As we face the new, and exciting year, let’s take a moment to look back at all that OCHS has accomplished in 2017. The year opened with the winding down of theBuster Kentontemporary exhibit and the introduction of Step in Time: Marching Bands of Osceola County. The exhibit opening featured a fascinating talk from retired band instructor, Larry O’Grady, and a scintillating performance from a portion of the Osceola High School drum core. OCHS was off to a great start!
This month, Executive Director, Donnita Dampier is celebrating 11 years with the Osceola County Historical Society. Dampier has made it her mission to preserve Osceola County history and to educate the county’s residents and visitors about the area’s cultural and natural gifts. She works closely with city and county officials, and is often found championing the cause of history.
As the quarter moon rises over Downtown Kissimmee on Friday October 27th, the Osceola County Historical Society will whisk you away on a spirited lantern-lit ghost tour. As your host guides you through the twilit streets, you will hear spine-tingling tales of some of Kissimmee’s dearly and infamously departed residents. Look and listen carefully, because you never know where you might encounter a spook or two. This 45-minute, kid-friendly adventure will be the perfect ‘trick’ to your Boo! On Broadway treats. This event is $10 for adults, and $5 for children 12 and under. Sign up now, before this terror-ific offer passes away.
This week Osceola County School District will welcome its students back to the hallowed halls of classrooms all across the County. As students gear up for another year of learning, the Osceola County Historical Society is preparing the Pioneer Village at Shingle Creek and the Osceola County Welcome Center and History Museum for field trips and independent student visits. OCHS offers many learning opportunities for students of all ages, from Living History at the Pioneer Village at Shingle Creek to guided tours of the Osceola County Welcome Center and History Museum complete with private art lessons inspired by the current temporary exhibit.
The Kissimmee/Osceola Chamber of Commerce in conjunction with Experience Kissimmee and X Factor Institute offers an amazing program to local hospitality businesses called the Kissimmee is Me Ambassador. This free program gives area businesses an opportunity to make lasting connections with each other, as well as a chance to learn some tried and true customer service techniques.
The Silver Spurs Riding Club was formed in 1941. They quickly became popular in the region and across the state of Florida. The Spurs were known for their exceptional skill and riding tricks, especially the Quadrille, a square dance performed on horseback.
Jozef Bladek has been greeting locals and visitors at the Osceola County Welcome Center and History Museum since December 2016. In addition to his role as museum attendant, Jozef conducts tours of the History Museum, participants in outreach programs, assists with the smooth operations of exhibit openings and recently, he has added Pioneer Village field tripattendant to his repertoire.
Jozef respects and appreciates Florida’s history, and enjoys talking to guests about their historical knowledge.
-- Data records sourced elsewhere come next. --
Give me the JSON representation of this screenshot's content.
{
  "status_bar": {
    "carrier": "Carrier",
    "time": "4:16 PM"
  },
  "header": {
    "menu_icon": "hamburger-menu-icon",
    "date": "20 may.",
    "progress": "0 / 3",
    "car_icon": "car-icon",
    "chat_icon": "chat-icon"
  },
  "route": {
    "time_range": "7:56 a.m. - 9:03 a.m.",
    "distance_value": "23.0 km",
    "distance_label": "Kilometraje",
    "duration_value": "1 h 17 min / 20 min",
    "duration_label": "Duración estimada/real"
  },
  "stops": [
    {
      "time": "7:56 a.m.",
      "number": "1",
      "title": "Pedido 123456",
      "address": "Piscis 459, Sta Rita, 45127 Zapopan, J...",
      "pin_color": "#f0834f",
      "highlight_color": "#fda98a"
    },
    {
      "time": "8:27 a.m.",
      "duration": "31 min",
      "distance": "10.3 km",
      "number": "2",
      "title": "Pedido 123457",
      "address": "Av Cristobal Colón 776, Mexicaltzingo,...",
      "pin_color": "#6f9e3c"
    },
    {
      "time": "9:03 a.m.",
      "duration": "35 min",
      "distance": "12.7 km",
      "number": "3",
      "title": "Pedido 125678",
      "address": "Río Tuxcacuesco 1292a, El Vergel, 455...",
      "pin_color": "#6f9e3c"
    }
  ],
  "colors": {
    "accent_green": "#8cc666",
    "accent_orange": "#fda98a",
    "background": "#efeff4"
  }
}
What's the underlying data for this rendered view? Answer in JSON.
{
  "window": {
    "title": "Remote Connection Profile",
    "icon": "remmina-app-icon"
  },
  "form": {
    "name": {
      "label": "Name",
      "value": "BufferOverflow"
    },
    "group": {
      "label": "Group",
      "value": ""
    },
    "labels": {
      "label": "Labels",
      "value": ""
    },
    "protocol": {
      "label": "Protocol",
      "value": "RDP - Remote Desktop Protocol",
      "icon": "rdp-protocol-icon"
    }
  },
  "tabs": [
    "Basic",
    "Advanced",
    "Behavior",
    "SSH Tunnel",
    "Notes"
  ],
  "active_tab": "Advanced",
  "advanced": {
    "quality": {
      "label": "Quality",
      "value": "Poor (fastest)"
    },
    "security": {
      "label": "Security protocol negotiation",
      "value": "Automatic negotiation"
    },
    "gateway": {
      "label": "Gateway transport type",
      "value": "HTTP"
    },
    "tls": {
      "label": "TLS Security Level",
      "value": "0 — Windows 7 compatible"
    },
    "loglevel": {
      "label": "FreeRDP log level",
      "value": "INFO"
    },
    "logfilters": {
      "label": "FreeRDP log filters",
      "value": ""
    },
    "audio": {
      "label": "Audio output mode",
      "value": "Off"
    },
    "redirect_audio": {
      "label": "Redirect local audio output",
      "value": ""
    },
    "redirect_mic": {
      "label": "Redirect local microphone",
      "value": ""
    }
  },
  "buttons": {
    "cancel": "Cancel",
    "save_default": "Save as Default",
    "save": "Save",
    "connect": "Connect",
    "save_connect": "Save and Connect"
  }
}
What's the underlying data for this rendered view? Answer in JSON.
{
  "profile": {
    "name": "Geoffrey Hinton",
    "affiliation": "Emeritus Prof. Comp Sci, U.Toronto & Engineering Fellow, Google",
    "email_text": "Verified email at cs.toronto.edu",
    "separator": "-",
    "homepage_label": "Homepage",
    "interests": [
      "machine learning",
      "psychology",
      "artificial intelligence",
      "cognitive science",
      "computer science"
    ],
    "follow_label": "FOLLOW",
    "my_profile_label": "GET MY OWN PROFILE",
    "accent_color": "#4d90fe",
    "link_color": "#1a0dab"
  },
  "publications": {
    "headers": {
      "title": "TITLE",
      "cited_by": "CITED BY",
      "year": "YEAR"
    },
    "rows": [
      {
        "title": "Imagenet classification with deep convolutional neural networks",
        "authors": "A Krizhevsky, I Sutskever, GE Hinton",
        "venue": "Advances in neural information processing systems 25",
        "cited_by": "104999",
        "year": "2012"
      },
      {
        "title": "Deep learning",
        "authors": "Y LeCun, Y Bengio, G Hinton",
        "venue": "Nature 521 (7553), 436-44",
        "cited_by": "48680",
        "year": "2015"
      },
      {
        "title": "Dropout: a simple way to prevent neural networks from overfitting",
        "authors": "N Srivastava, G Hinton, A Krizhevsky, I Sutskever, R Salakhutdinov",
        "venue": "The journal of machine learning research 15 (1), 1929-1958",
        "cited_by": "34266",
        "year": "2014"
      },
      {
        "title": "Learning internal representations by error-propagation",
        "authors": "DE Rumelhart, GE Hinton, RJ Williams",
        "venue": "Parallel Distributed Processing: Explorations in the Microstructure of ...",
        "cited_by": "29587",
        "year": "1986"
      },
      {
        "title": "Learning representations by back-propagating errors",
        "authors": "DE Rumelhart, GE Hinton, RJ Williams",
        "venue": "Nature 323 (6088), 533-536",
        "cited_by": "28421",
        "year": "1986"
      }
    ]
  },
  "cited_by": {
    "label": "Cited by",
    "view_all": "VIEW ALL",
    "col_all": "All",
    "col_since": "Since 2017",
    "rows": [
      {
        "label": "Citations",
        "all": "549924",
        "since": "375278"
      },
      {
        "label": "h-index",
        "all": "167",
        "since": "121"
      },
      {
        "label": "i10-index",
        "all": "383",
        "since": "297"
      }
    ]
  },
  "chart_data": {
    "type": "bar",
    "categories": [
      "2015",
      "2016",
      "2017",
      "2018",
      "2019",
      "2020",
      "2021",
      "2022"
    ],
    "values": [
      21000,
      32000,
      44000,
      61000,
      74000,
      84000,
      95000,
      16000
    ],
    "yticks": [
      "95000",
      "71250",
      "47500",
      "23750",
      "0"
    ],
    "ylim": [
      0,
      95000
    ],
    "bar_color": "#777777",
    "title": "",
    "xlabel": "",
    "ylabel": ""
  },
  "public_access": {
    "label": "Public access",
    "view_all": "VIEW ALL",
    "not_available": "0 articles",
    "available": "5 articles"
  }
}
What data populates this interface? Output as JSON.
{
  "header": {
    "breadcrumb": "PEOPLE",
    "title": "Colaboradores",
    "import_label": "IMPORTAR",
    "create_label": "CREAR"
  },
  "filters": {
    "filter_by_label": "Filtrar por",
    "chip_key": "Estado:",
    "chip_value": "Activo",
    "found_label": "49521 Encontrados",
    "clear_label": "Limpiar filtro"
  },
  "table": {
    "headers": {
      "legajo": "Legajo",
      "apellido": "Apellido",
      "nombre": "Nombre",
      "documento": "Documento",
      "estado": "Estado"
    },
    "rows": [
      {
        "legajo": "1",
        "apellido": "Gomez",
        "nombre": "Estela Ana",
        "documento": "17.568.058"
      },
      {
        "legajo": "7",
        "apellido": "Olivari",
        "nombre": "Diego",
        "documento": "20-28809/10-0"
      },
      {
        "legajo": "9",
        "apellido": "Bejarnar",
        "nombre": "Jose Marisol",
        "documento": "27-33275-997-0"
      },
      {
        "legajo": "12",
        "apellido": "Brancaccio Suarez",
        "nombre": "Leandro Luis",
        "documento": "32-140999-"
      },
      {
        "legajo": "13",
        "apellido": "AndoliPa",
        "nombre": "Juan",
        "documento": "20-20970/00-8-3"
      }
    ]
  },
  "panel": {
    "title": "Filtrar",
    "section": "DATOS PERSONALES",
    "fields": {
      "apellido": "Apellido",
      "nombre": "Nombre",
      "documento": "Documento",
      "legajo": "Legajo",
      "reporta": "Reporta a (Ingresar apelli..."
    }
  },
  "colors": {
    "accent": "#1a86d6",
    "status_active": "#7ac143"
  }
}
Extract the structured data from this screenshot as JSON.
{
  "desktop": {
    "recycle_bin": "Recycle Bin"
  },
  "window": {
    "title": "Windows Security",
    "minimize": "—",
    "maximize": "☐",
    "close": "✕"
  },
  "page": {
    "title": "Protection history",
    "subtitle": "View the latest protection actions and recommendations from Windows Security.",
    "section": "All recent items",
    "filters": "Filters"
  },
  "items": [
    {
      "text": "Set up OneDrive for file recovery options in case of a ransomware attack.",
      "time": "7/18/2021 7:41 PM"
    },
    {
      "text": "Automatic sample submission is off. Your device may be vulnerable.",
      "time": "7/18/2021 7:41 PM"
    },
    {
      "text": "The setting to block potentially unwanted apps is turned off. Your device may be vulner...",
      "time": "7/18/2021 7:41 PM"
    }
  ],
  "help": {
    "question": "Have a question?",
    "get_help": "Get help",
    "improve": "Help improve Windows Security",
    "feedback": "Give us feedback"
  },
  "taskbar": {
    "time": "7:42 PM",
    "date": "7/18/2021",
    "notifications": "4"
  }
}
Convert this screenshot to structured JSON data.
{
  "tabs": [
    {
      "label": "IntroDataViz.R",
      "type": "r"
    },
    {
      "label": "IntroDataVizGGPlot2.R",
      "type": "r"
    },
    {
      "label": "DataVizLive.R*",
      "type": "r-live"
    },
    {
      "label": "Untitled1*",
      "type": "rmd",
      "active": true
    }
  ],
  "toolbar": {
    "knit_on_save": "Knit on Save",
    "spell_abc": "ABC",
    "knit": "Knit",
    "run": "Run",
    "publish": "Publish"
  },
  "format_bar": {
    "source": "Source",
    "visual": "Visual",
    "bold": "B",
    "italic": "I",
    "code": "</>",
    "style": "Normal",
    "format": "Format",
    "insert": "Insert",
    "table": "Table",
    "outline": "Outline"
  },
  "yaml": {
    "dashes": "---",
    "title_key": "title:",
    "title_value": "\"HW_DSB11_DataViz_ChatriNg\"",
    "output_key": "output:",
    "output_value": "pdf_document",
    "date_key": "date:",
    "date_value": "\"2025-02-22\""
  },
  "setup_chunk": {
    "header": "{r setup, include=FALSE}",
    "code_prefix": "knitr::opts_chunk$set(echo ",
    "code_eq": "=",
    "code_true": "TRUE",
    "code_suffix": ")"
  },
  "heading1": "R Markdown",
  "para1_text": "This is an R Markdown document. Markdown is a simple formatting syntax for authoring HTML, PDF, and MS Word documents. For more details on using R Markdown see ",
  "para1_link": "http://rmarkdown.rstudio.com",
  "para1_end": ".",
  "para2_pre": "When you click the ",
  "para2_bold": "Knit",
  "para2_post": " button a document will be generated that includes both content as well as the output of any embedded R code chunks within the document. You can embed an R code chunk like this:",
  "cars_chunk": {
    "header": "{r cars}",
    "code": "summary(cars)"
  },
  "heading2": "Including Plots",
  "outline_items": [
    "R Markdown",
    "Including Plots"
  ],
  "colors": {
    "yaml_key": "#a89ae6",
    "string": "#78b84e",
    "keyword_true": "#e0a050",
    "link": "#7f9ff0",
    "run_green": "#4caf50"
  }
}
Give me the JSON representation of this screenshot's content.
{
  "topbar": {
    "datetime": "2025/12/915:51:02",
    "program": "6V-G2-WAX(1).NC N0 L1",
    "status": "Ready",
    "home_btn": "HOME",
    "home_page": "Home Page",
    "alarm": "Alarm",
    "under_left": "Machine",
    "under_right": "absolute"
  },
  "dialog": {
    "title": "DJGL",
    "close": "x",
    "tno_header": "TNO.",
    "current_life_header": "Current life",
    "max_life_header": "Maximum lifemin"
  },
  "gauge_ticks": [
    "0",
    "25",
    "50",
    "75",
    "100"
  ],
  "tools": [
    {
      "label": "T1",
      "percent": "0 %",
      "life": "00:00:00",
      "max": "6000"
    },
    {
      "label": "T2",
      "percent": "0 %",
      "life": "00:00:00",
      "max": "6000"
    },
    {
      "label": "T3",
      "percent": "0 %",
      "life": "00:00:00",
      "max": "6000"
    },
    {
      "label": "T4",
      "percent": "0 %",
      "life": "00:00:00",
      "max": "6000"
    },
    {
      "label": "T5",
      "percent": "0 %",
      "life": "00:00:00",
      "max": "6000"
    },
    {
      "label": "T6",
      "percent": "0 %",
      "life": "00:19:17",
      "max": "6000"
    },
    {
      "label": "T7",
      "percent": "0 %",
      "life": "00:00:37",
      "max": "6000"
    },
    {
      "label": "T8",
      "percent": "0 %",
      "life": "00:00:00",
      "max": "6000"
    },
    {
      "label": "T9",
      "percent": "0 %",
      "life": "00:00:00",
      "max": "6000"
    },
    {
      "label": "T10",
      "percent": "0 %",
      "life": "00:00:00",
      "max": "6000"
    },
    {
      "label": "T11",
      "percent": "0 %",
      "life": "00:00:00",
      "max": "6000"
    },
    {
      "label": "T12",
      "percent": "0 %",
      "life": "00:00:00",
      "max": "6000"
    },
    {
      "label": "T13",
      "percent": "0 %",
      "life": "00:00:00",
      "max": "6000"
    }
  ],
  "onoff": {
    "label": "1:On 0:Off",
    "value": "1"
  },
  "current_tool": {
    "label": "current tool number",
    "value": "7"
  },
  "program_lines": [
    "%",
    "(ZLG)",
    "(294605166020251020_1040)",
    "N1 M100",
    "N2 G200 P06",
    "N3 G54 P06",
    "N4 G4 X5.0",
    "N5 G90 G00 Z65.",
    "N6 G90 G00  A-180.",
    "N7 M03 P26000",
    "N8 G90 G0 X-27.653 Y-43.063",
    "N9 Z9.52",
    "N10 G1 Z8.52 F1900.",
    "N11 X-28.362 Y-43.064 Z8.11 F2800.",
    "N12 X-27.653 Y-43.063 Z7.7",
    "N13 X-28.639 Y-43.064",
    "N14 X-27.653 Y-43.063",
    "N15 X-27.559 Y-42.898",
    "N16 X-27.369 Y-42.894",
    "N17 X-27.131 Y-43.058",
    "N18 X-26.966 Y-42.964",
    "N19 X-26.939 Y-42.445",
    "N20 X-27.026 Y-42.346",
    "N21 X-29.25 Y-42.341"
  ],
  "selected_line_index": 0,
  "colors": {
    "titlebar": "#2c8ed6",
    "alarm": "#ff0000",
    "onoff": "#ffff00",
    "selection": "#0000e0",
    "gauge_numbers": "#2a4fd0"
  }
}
JB: When I first started working, an older gentleman came in. We talked for about an hour just on citrus. As a young adult, he had been a truck driver that picked up citrus through out Kissimmee. He said U.S. 192 was all citrus groves lining the road, before Disney, of course. Now you look around and all you see is people and not a single bit of citrus. Another thing I thought was interesting was meeting some of the Cadman Family descendants.
Larissa Bixby asked Jozef a series of questions, in the hopes of getting to know the young man who works the front desk at the museum. This is what she found out:
Every third Thursday of the month the Osceola County Historical Society hosts an interactive reading event. Gather around the fireplace at the Osceola County Welcome Center and History Museum to listen to a carefully chosen children’s book, whose theme compliments our current temporary exhibit. After storytelling by the fireplace, we move into the Buster Kenton Room to let our creative side run loose as we craft a themed art project. While our event is targeted towards children ages 3 to 6, we welcome kids of all ages to join in the fun of Story Time at the Museum.
In the last weeks of Florida Archaeology Month, let’s talk beads. Beads are an important part of Native American cultures. The size, shape, color, and material of beads denotes status in many native cultures. Early beads found in Florida and the greater Eastern coastal region were made from clay, bone and shell. Clay and bone beadswere the easiest to make and became the most abundant. However, beads from the quahog clam, wampum, was also popular on the Eastern coast. The mostly white shell of the quahog has shades of light to deep purple around its edges; the amount of purple varies from shell to shell, making the color rarer and worth twice the amount of white wampum. Purple wampum designated their wearer as powerful, wealthy, and important in the community.
White Wampum, Interior of Quahog Shell, Purple Wampum
Toe tapping and finger snapping aren’t usually something you’d do at an exhibit opening, unless that opening is about music, or in our case, the bands of Osceola County. At the opening reception we welcomed former band director, Larry O’Grady, who spoke about his days at Denn John and Osceola High School. The reception guests were also treated to a performance by a few of the members of OHS drum line.